Neurons in the nose could be the key to early, fast, and accurate diagnosis, says a TAU researcher
A debilitating mental illness, schizophrenia can be difficult to diagnose. Because physiological evidence confirming the disease can only be gathered from the brain during an autopsy, mental health professionals have had to rely on a battery of psychological evaluations to diagnose their patients.
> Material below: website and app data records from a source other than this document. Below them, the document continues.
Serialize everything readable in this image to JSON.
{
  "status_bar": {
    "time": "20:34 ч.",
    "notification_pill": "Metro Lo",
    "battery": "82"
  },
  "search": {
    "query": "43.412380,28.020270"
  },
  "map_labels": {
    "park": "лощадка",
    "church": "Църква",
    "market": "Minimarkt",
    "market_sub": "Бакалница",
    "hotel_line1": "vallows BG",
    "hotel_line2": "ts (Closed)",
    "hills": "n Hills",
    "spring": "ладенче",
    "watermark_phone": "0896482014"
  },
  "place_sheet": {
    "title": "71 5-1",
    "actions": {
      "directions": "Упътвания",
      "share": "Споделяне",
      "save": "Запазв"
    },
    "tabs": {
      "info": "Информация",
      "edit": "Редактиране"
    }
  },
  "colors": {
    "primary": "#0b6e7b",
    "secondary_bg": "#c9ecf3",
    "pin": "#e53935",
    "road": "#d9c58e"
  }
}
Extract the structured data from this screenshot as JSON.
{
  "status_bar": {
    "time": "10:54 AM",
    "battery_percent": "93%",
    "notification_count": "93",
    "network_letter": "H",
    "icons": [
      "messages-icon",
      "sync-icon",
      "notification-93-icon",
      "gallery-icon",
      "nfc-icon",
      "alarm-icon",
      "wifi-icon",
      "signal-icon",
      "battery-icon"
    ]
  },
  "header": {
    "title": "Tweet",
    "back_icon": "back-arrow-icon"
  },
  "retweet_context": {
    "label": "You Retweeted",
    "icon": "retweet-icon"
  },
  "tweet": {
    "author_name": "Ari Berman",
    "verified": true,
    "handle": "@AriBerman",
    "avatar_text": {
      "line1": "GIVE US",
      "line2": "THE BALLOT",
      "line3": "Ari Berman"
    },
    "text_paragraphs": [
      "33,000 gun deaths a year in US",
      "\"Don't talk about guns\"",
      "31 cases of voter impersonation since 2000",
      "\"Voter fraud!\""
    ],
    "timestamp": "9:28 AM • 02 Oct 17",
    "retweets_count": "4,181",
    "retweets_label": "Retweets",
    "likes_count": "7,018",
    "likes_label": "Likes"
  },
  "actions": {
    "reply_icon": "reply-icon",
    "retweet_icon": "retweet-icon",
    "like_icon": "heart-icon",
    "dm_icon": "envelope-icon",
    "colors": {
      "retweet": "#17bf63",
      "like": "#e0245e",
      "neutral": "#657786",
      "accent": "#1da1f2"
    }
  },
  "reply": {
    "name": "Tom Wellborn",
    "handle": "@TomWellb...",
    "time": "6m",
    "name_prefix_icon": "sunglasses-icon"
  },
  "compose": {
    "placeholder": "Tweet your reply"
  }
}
Now, Dr. Noam Shomron and Prof. Ruth Navon of Tel Aviv University's Sackler Faculty of Medicine, together with PhD student Eyal Mor from Dr. Shomron's lab and Prof. Akira Sawa of Johns Hopkins Hospital in Baltimore, Maryland, have discovered a method for physical diagnosis — by collecting tissue from the nose through a simple biopsy. Surprisingly, collecting and sequencing neurons from the nose may lead to "more sure-fire" diagnostic capabilities than ever before, Dr. Shomron says.